The stamp of nationalism is noticeable in many pages, sometimes veering to the jingoistic and ultra-simplistic explanations reserved for tantalisation. When Vishwanath’s brother leaves to find greener pastures in the US, Vishwanath blames him thus: “My aim, of course, was to hold you personally responsible for the destruction of Nehruji and Gandhiji’s dream of India as a place where people of all religions could live and work together to build a better future for us Indians, for all of us whose ancestors had suffered from poverty and foreign rule.”

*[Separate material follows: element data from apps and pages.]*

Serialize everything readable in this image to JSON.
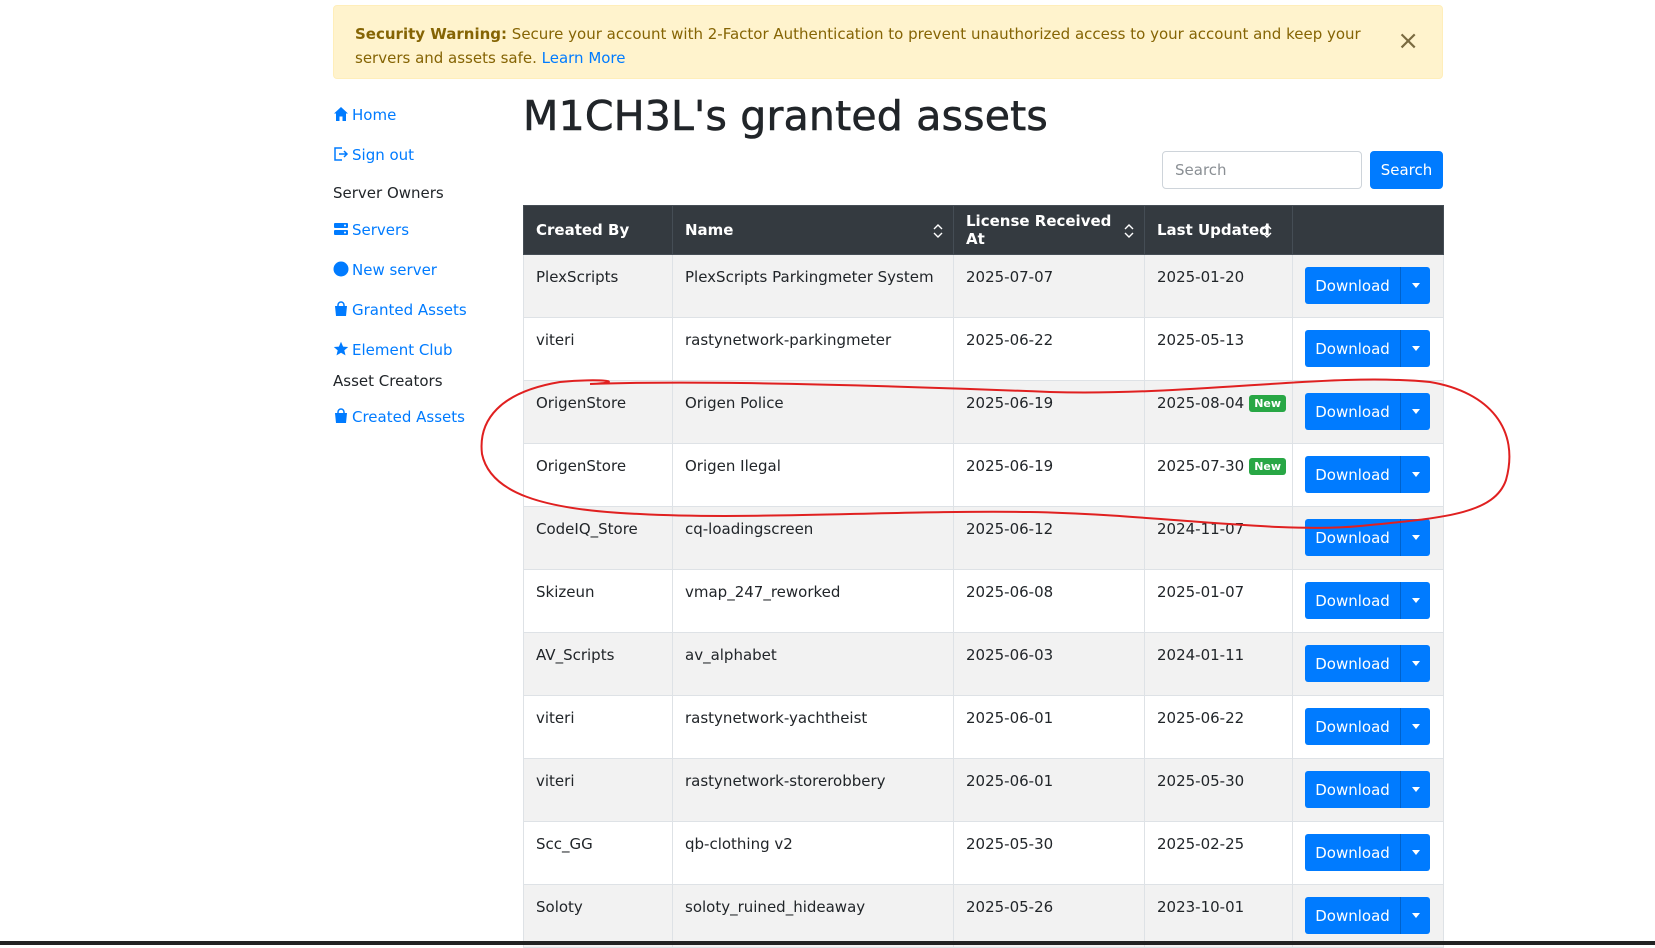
{
  "alert": {
    "title": "Security Warning:",
    "message": " Secure your account with 2-Factor Authentication to prevent unauthorized access to your account and keep your servers and assets safe. ",
    "link": "Learn More",
    "close": "×"
  },
  "sidebar": {
    "home": "Home",
    "sign_out": "Sign out",
    "server_owners": "Server Owners",
    "servers": "Servers",
    "new_server": "New server",
    "granted_assets": "Granted Assets",
    "element_club": "Element Club",
    "asset_creators": "Asset Creators",
    "created_assets": "Created Assets"
  },
  "page": {
    "title": "M1CH3L's granted assets"
  },
  "search": {
    "placeholder": "Search",
    "button": "Search"
  },
  "table": {
    "headers": [
      "Created By",
      "Name",
      "License Received At",
      "Last Updated",
      ""
    ],
    "download_label": "Download",
    "badge_label": "New",
    "rows": [
      {
        "created_by": "PlexScripts",
        "name": "PlexScripts Parkingmeter System",
        "received": "2025-07-07",
        "updated": "2025-01-20",
        "new": false
      },
      {
        "created_by": "viteri",
        "name": "rastynetwork-parkingmeter",
        "received": "2025-06-22",
        "updated": "2025-05-13",
        "new": false
      },
      {
        "created_by": "OrigenStore",
        "name": "Origen Police",
        "received": "2025-06-19",
        "updated": "2025-08-04",
        "new": true
      },
      {
        "created_by": "OrigenStore",
        "name": "Origen Ilegal",
        "received": "2025-06-19",
        "updated": "2025-07-30",
        "new": true
      },
      {
        "created_by": "CodeIQ_Store",
        "name": "cq-loadingscreen",
        "received": "2025-06-12",
        "updated": "2024-11-07",
        "new": false
      },
      {
        "created_by": "Skizeun",
        "name": "vmap_247_reworked",
        "received": "2025-06-08",
        "updated": "2025-01-07",
        "new": false
      },
      {
        "created_by": "AV_Scripts",
        "name": "av_alphabet",
        "received": "2025-06-03",
        "updated": "2024-01-11",
        "new": false
      },
      {
        "created_by": "viteri",
        "name": "rastynetwork-yachtheist",
        "received": "2025-06-01",
        "updated": "2025-06-22",
        "new": false
      },
      {
        "created_by": "viteri",
        "name": "rastynetwork-storerobbery",
        "received": "2025-06-01",
        "updated": "2025-05-30",
        "new": false
      },
      {
        "created_by": "Scc_GG",
        "name": "qb-clothing v2",
        "received": "2025-05-30",
        "updated": "2025-02-25",
        "new": false
      },
      {
        "created_by": "Soloty",
        "name": "soloty_ruined_hideaway",
        "received": "2025-05-26",
        "updated": "2023-10-01",
        "new": false
      }
    ]
  },
  "colors": {
    "primary": "#007bff",
    "header_bg": "#343a40",
    "badge": "#28a745",
    "alert_bg": "#fff3cd",
    "annotation": "#e02020"
  }
}
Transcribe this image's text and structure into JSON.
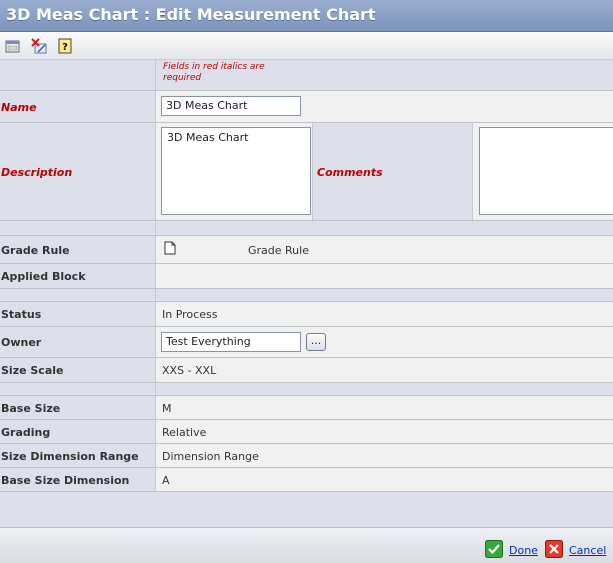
{
  "window": {
    "title": "3D Meas Chart : Edit Measurement Chart"
  },
  "toolbar": {
    "buttons": [
      {
        "icon": "url-icon",
        "name": "url-button"
      },
      {
        "icon": "clear-icon",
        "name": "clear-button"
      },
      {
        "icon": "help-icon",
        "name": "help-button"
      }
    ]
  },
  "form": {
    "required_note": "Fields in red italics are required",
    "name": {
      "label": "Name",
      "value": "3D Meas Chart"
    },
    "description": {
      "label": "Description",
      "value": "3D Meas Chart"
    },
    "comments": {
      "label": "Comments",
      "value": ""
    },
    "grade_rule": {
      "label": "Grade Rule",
      "value": "Grade Rule"
    },
    "applied_block": {
      "label": "Applied Block",
      "value": ""
    },
    "status": {
      "label": "Status",
      "value": "In Process"
    },
    "owner": {
      "label": "Owner",
      "value": "Test Everything",
      "browse_label": "..."
    },
    "size_scale": {
      "label": "Size Scale",
      "value": "XXS - XXL"
    },
    "base_size": {
      "label": "Base Size",
      "value": "M"
    },
    "grading": {
      "label": "Grading",
      "value": "Relative"
    },
    "size_dimension_range": {
      "label": "Size Dimension Range",
      "value": "Dimension Range"
    },
    "base_size_dimension": {
      "label": "Base Size Dimension",
      "value": "A"
    }
  },
  "footer": {
    "done_label": "Done",
    "cancel_label": "Cancel"
  },
  "colors": {
    "title_bar": "#8ba0c6",
    "label_bg": "#dde0ea",
    "required": "#c00000",
    "link": "#0033aa"
  }
}
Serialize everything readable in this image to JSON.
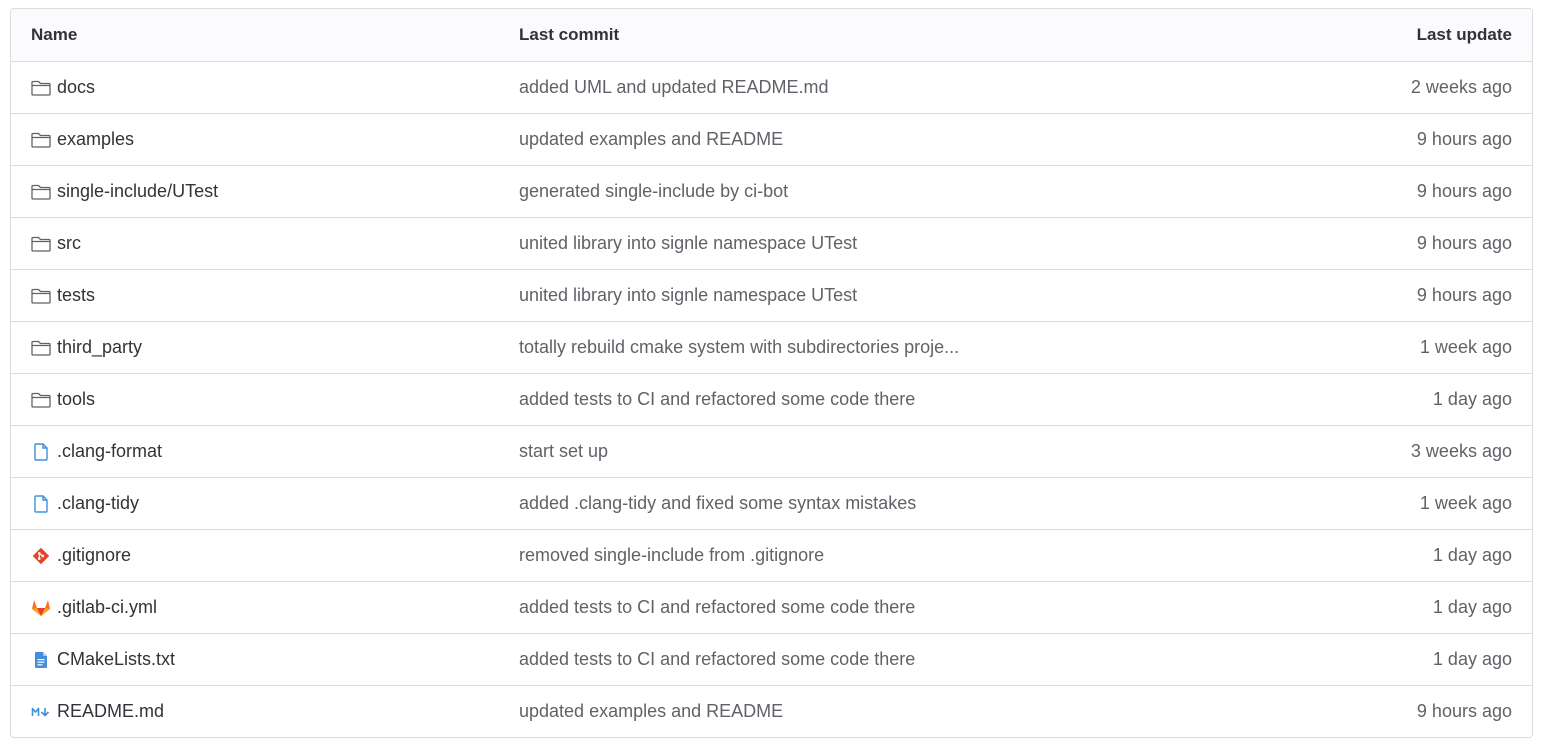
{
  "headers": {
    "name": "Name",
    "last_commit": "Last commit",
    "last_update": "Last update"
  },
  "rows": [
    {
      "icon": "folder-icon",
      "name": "docs",
      "commit": "added UML and updated README.md",
      "updated": "2 weeks ago"
    },
    {
      "icon": "folder-icon",
      "name": "examples",
      "commit": "updated examples and README",
      "updated": "9 hours ago"
    },
    {
      "icon": "folder-icon",
      "name": "single-include/UTest",
      "commit": "generated single-include by ci-bot",
      "updated": "9 hours ago"
    },
    {
      "icon": "folder-icon",
      "name": "src",
      "commit": "united library into signle namespace UTest",
      "updated": "9 hours ago"
    },
    {
      "icon": "folder-icon",
      "name": "tests",
      "commit": "united library into signle namespace UTest",
      "updated": "9 hours ago"
    },
    {
      "icon": "folder-icon",
      "name": "third_party",
      "commit": "totally rebuild cmake system with subdirectories proje...",
      "updated": "1 week ago"
    },
    {
      "icon": "folder-icon",
      "name": "tools",
      "commit": "added tests to CI and refactored some code there",
      "updated": "1 day ago"
    },
    {
      "icon": "file-icon",
      "name": ".clang-format",
      "commit": "start set up",
      "updated": "3 weeks ago"
    },
    {
      "icon": "file-icon",
      "name": ".clang-tidy",
      "commit": "added .clang-tidy and fixed some syntax mistakes",
      "updated": "1 week ago"
    },
    {
      "icon": "git-icon",
      "name": ".gitignore",
      "commit": "removed single-include from .gitignore",
      "updated": "1 day ago"
    },
    {
      "icon": "gitlab-icon",
      "name": ".gitlab-ci.yml",
      "commit": "added tests to CI and refactored some code there",
      "updated": "1 day ago"
    },
    {
      "icon": "text-file-icon",
      "name": "CMakeLists.txt",
      "commit": "added tests to CI and refactored some code there",
      "updated": "1 day ago"
    },
    {
      "icon": "markdown-icon",
      "name": "README.md",
      "commit": "updated examples and README",
      "updated": "9 hours ago"
    }
  ],
  "colors": {
    "border": "#dcdcde",
    "header_bg": "#fbfafd",
    "text": "#333238",
    "muted": "#626168",
    "file_blue": "#428fdc",
    "git_red": "#e24329",
    "gitlab_orange": "#fc6d26"
  }
}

The sentences themselves are quite noteworthy—they are a breathless exhortation, often five lines or longer, beginning with one thought and ending with something else. Behold this sentence as an example: “Finding its way in through the space vacated by a single slat that had come detached from the cane blinds shading the loggia where Lala Motichand sat, a ray of the afternoon sun bounced off a link of the Lala’s golden watch-chain and into the right eye of its owner just as he had begun to float away from wakefulness in his post-prandial languor.” Just as an aside, ‘loggia’ is one of Bagchi’s favoured words, appearing six times, as is bon mot, repeated five.
The novel would have been, perhaps, even sharper and resonating if its boundaries had not been cast so far and wide. It branches into plots and sub-plots and minutia which—while often charming as the rest of the novel is—veer too far from the central plot to be of any consequence. The women, also, are not portrayed with much depth, they are either dispensable or coquettish, or wives slapped around too much and too casually. In some places, the novel loses its grip and firmness, sliding into the realm of intense thought and reflection, where not all lovers of the plot will necessarily follow.
In fact, it is tough to decipher exactly why this novel filled with many mundane and sometimes dramatic days of people, the likes of whom existed a long time ago, is so alluring. But alluring it certainly is, an ode to the infinite layers and mysteries that reside in this simple yet inexplicable thing called life.
Half the Night is Gone
Author: Amitabha Bagchi
Price: Rs 732